"I think web-based collaboration is the killer app of today," says Jim Huzell. "It's transferring now from audio conferencing to many more players entering the market."
Somewhat controversially, Huzell argues that of the available elements, video is probably the least important. He suggests that the only real uses for video in business are likely to be personal interviews, plus perhaps getting to know someone - before you then get on and use the other collaborative technologies available to you.
"This constant prediction that people want video won't fly," he says. "It's great for personal calls and social interaction, but then you shut it down and get to work."
He adds that the acceptance of things such as instant messaging, application sharing and VoIP by Microsoft and Lotus, both of which have embedded collaborative tools in their office suites, is a good sign, but points out that both also want to sell you a whole stack of infrastructure to support it all. "Using Microsoft, you need 13 servers for the full communications suite," he says.
When it comes to choosing collaborative tools, he says it's important to remember that as well as synchronous chat - whether by voice, video or text - you might also want to support collaborative events, such as online meetings or training sessions. "Asynchronous collaboration is also important - that's email, calendar sharing and so on," he adds.
"Our average is six to seven people per call, but there is a big standard deviation - we have customers running weekly with 100-plus," he says. "It changes the mode though - up to 20 is collaboration, 20-plus is a presentation or a panel event."
The big advantage he claims for web-based collaboration is its relative openness, although that of course has had to be fought for - and still needs to be guarded vigilantly - in an IT industry where too many suppliers want to lock their users in, and others will abuse the opportunities that openness brings.
"The dream of VoIP is an open world, but again we see the Avaya's and Cisco's trying to lock people in with proprietary elements," he says. "You also have to have Java on your machine - the fight between Sun and Microsoft made that difficult.
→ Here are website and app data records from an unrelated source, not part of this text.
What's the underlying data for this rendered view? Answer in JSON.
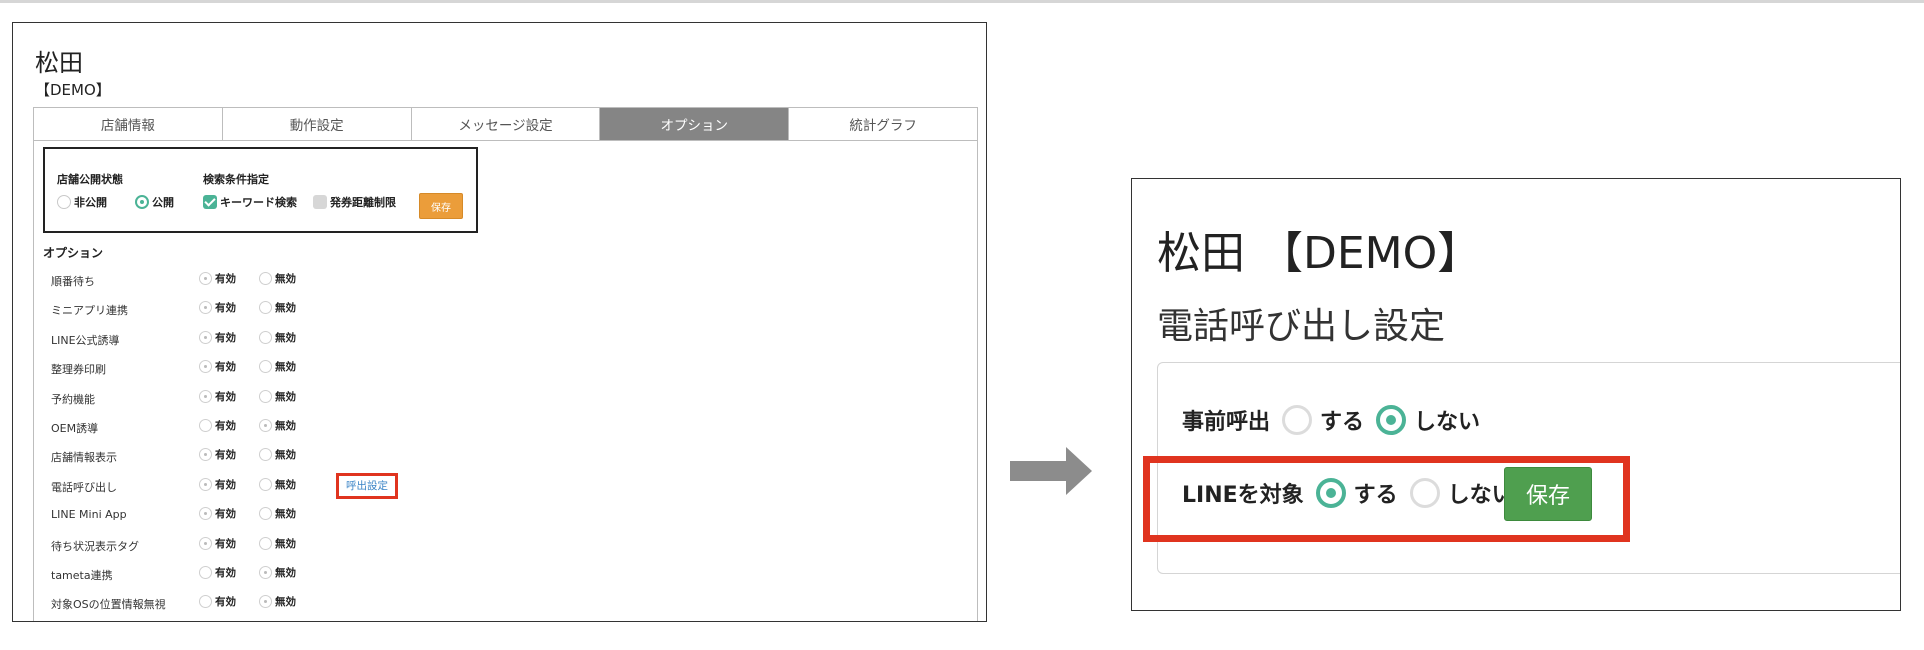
{
  "left": {
    "store_name": "松田",
    "demo_label": "【DEMO】",
    "tabs": [
      {
        "label": "店舗情報",
        "active": false
      },
      {
        "label": "動作設定",
        "active": false
      },
      {
        "label": "メッセージ設定",
        "active": false
      },
      {
        "label": "オプション",
        "active": true
      },
      {
        "label": "統計グラフ",
        "active": false
      }
    ],
    "status_box": {
      "public_label": "店舗公開状態",
      "private_option": "非公開",
      "public_option": "公開",
      "public_selected": "公開",
      "search_label": "検索条件指定",
      "keyword_search": "キーワード検索",
      "keyword_checked": true,
      "distance_limit": "発券距離制限",
      "distance_checked": false,
      "save_label": "保存"
    },
    "options_heading": "オプション",
    "options": [
      {
        "name": "順番待ち",
        "enabled_label": "有効",
        "disabled_label": "無効",
        "selected": "有効"
      },
      {
        "name": "ミニアプリ連携",
        "enabled_label": "有効",
        "disabled_label": "無効",
        "selected": "有効"
      },
      {
        "name": "LINE公式誘導",
        "enabled_label": "有効",
        "disabled_label": "無効",
        "selected": "有効"
      },
      {
        "name": "整理券印刷",
        "enabled_label": "有効",
        "disabled_label": "無効",
        "selected": "有効"
      },
      {
        "name": "予約機能",
        "enabled_label": "有効",
        "disabled_label": "無効",
        "selected": "有効"
      },
      {
        "name": "OEM誘導",
        "enabled_label": "有効",
        "disabled_label": "無効",
        "selected": "無効"
      },
      {
        "name": "店舗情報表示",
        "enabled_label": "有効",
        "disabled_label": "無効",
        "selected": "有効"
      },
      {
        "name": "電話呼び出し",
        "enabled_label": "有効",
        "disabled_label": "無効",
        "selected": "有効",
        "link": "呼出設定"
      },
      {
        "name": "LINE Mini App",
        "enabled_label": "有効",
        "disabled_label": "無効",
        "selected": "有効"
      },
      {
        "name": "待ち状況表示タグ",
        "enabled_label": "有効",
        "disabled_label": "無効",
        "selected": "有効"
      },
      {
        "name": "tameta連携",
        "enabled_label": "有効",
        "disabled_label": "無効",
        "selected": "無効"
      },
      {
        "name": "対象OSの位置情報無視",
        "enabled_label": "有効",
        "disabled_label": "無効",
        "selected": "無効"
      }
    ]
  },
  "right": {
    "title": "松田 【DEMO】",
    "subtitle": "電話呼び出し設定",
    "pre_call_label": "事前呼出",
    "pre_call_yes": "する",
    "pre_call_no": "しない",
    "pre_call_selected": "しない",
    "line_label": "LINEを対象",
    "line_yes": "する",
    "line_no": "しない",
    "line_selected": "する",
    "save_label": "保存"
  },
  "colors": {
    "accent_green": "#4bb396",
    "save_orange": "#eb9d3a",
    "save_green": "#4f9f4f",
    "highlight_red": "#e0341f",
    "active_tab_gray": "#858585",
    "link_blue": "#3a84c6"
  },
  "icons": {
    "arrow": "right-arrow-icon"
  }
}
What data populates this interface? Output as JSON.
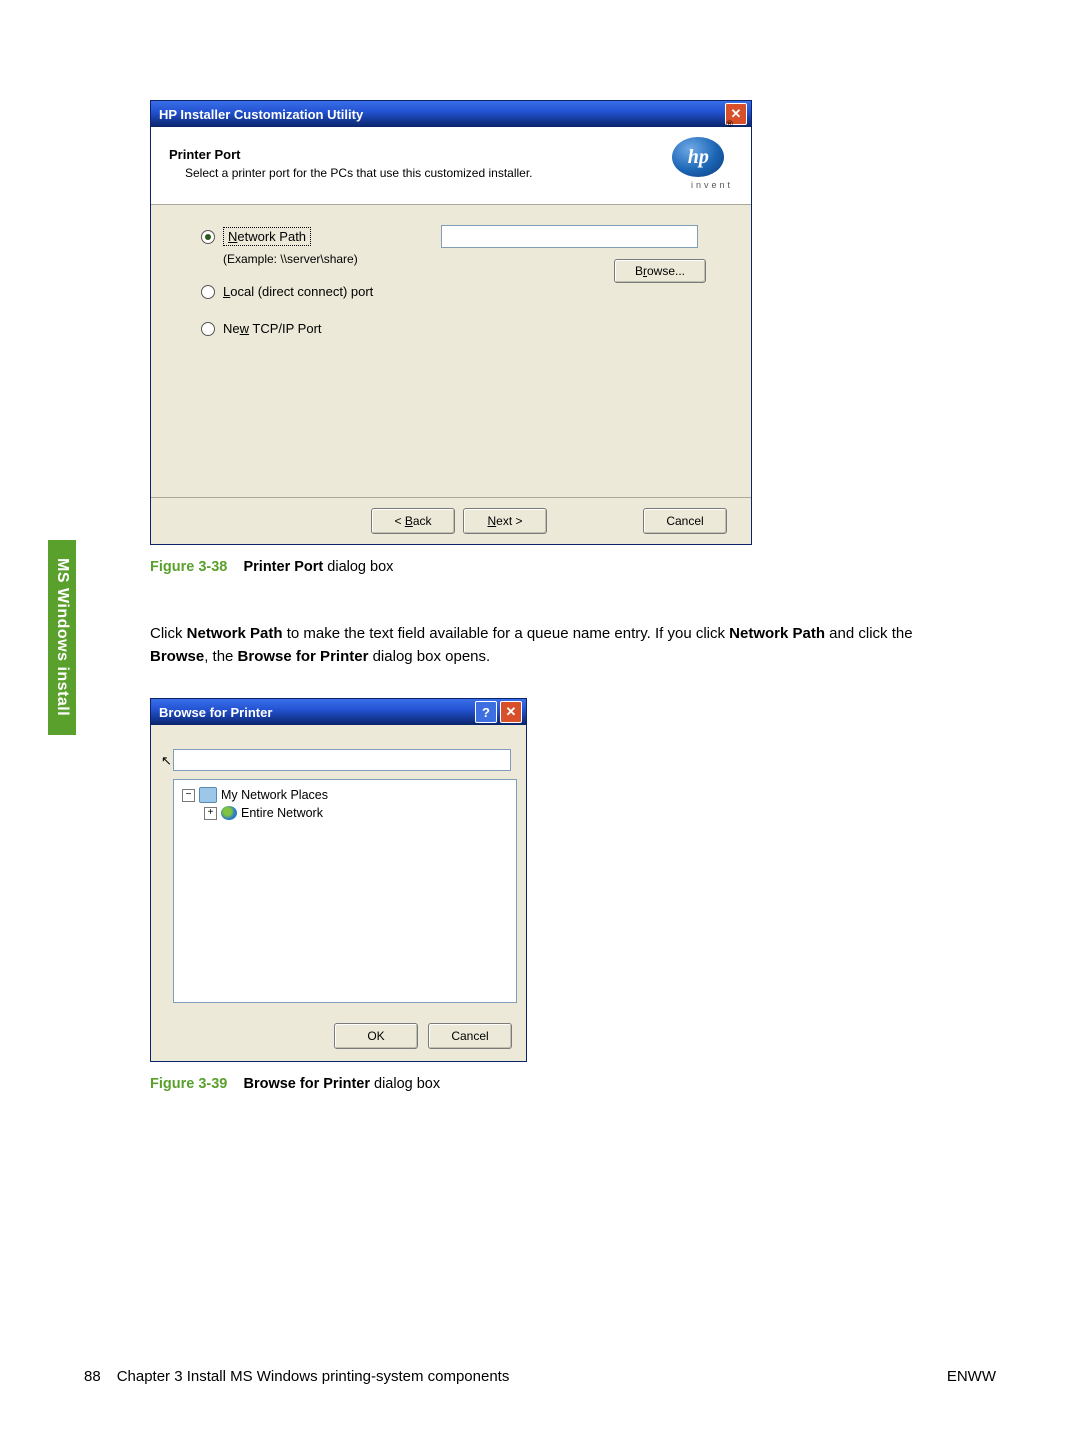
{
  "sidebar_tab": "MS Windows install",
  "dialog1": {
    "title": "HP Installer Customization Utility",
    "header_title": "Printer Port",
    "header_sub": "Select a printer port for the PCs that use this customized installer.",
    "logo_text": "hp",
    "logo_sub": "invent",
    "reg": "®",
    "options": {
      "network_path": "Network Path",
      "example": "(Example:  \\\\server\\share)",
      "local": "Local (direct connect) port",
      "tcpip": "New TCP/IP Port"
    },
    "browse": "Browse...",
    "back": "< Back",
    "next": "Next >",
    "cancel": "Cancel"
  },
  "caption1": {
    "fig": "Figure 3-38",
    "bold": "Printer Port",
    "rest": " dialog box"
  },
  "paragraph": {
    "p1a": "Click ",
    "p1b": "Network Path",
    "p1c": " to make the text field available for a queue name entry. If you click ",
    "p1d": "Network Path",
    "p1e": " and click the ",
    "p1f": "Browse",
    "p1g": ", the ",
    "p1h": "Browse for Printer",
    "p1i": " dialog box opens."
  },
  "dialog2": {
    "title": "Browse for Printer",
    "tree": {
      "root": "My Network Places",
      "child": "Entire Network"
    },
    "ok": "OK",
    "cancel": "Cancel"
  },
  "caption2": {
    "fig": "Figure 3-39",
    "bold": "Browse for Printer",
    "rest": " dialog box"
  },
  "footer": {
    "page": "88",
    "chapter": "Chapter 3   Install MS Windows printing-system components",
    "right": "ENWW"
  }
}
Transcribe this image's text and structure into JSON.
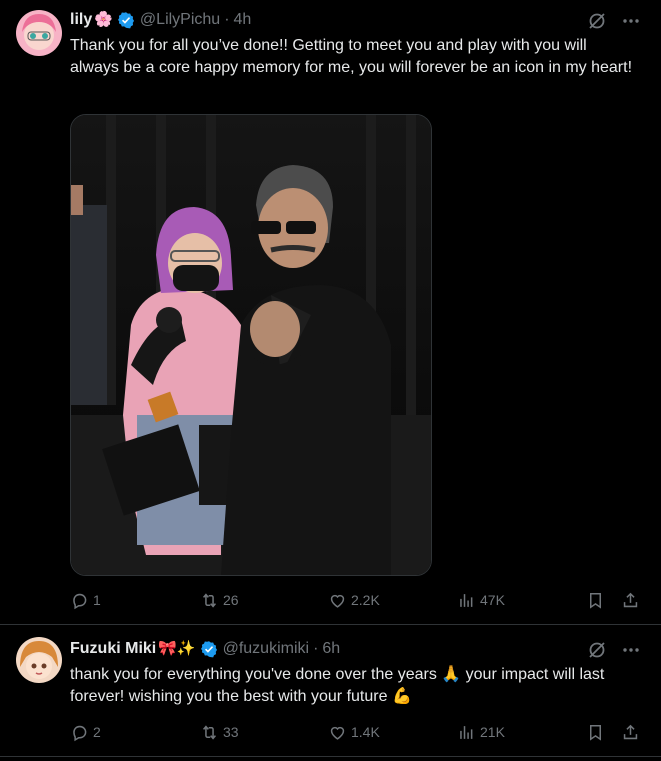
{
  "tweets": [
    {
      "author": {
        "name": "lily",
        "name_emoji": "🌸",
        "handle": "@LilyPichu",
        "time": "4h"
      },
      "text": "Thank you for all you’ve done!! Getting to meet you and play with you will always be a core happy memory for me, you will forever be an icon in my heart!",
      "stats": {
        "replies": "1",
        "reposts": "26",
        "likes": "2.2K",
        "views": "47K"
      }
    },
    {
      "author": {
        "name": "Fuzuki Miki",
        "name_emoji": "🎀✨",
        "handle": "@fuzukimiki",
        "time": "6h"
      },
      "text": "thank you for everything you've done over the years 🙏 your impact will last forever! wishing you the best with your future 💪",
      "stats": {
        "replies": "2",
        "reposts": "33",
        "likes": "1.4K",
        "views": "21K"
      }
    }
  ],
  "dot_separator": "·",
  "colors": {
    "background": "#000000",
    "text": "#e7e9ea",
    "muted": "#71767b",
    "verified": "#1d9bf0",
    "border": "#2f3336"
  },
  "icons": [
    "verified-badge-icon",
    "grok-icon",
    "more-icon",
    "reply-icon",
    "repost-icon",
    "like-icon",
    "views-icon",
    "bookmark-icon",
    "share-icon"
  ]
}
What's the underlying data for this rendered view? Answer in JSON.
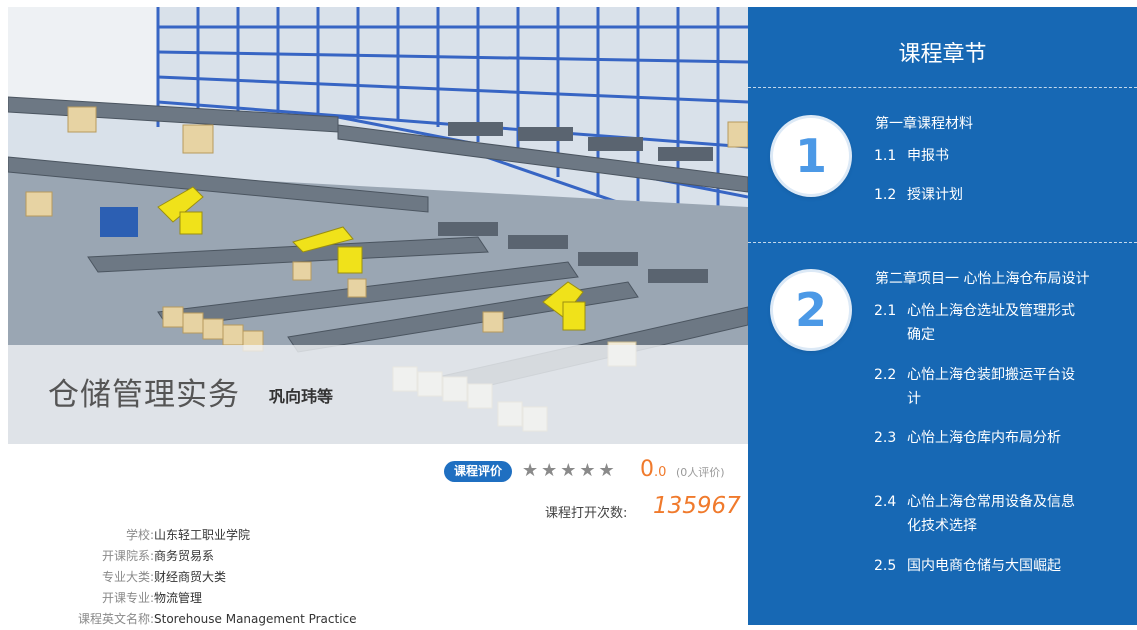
{
  "course": {
    "title": "仓储管理实务",
    "author": "巩向玮等"
  },
  "rating": {
    "badge": "课程评价",
    "stars": "★★★★★",
    "score_int": "0",
    "score_dec": ".0",
    "count": "(0人评价)"
  },
  "opens": {
    "label": "课程打开次数:",
    "value": "135967"
  },
  "info": [
    {
      "label": "学校:",
      "value": "山东轻工职业学院"
    },
    {
      "label": "开课院系:",
      "value": "商务贸易系"
    },
    {
      "label": "专业大类:",
      "value": "财经商贸大类"
    },
    {
      "label": "开课专业:",
      "value": "物流管理"
    },
    {
      "label": "课程英文名称:",
      "value": "Storehouse Management Practice"
    }
  ],
  "chapters_panel": {
    "title": "课程章节",
    "chapters": [
      {
        "number": "1",
        "title": "第一章课程材料",
        "sections": [
          {
            "num": "1.1",
            "text": "申报书"
          },
          {
            "num": "1.2",
            "text": "授课计划"
          }
        ]
      },
      {
        "number": "2",
        "title": "第二章项目一 心怡上海仓布局设计",
        "sections": [
          {
            "num": "2.1",
            "text": "心怡上海仓选址及管理形式确定"
          },
          {
            "num": "2.2",
            "text": "心怡上海仓装卸搬运平台设计"
          },
          {
            "num": "2.3",
            "text": "心怡上海仓库内布局分析"
          },
          {
            "num": "2.4",
            "text": "心怡上海仓常用设备及信息化技术选择"
          },
          {
            "num": "2.5",
            "text": "国内电商仓储与大国崛起"
          }
        ]
      }
    ]
  },
  "colors": {
    "panel_blue": "#1768b4",
    "badge_blue": "#1f6fc1",
    "accent_orange": "#f07a2c",
    "circle_digit": "#4c99e6"
  }
}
Then of course the porn industry ruined pop-ups - we used to use pop-ups a lot, so we were forced to change that."
However, on the issue of compatibility Genesys is as guilty as anyone, for Huzzell admits that its VoIP is a proprietary variety - although he says that support for other VoIP flavours will come. And unless you're a moderator, it's not embedded into the web conferencing either and must be downloaded separately.
"It consumes less bandwidth than SIP or Skype," he adds in its defence. "Its sound quality is acceptable, and it is encrypted, so companies will trust it. I expect most to use dial-up audio though - we have customers who are on the bleeding edge of VoIP, and others who say to me, 'Jim, we'll be the last ones in the world to go VoIP.'"
But he says that standards are coming, and some are here already, such as the open source iCal format for calendar entries. Plus software such as Meeting Centre can bridge the gap between the likes of Microsoft and Lotus because it can integrate with either.
Huzell predicts that 2007 will be the year not just of collaboration software, but of e-collaboration standards.
"I think Google and Yahoo will support the standard formats, but they are also competing with us - it is co-opetition today," he adds.
And he says that the big thing that everyone needs to address is usability: "Functionally, ease of use is essential. Large organisations cannot afford to have people in training for anything, but you do need to do a lot of fine tuning to minimise training."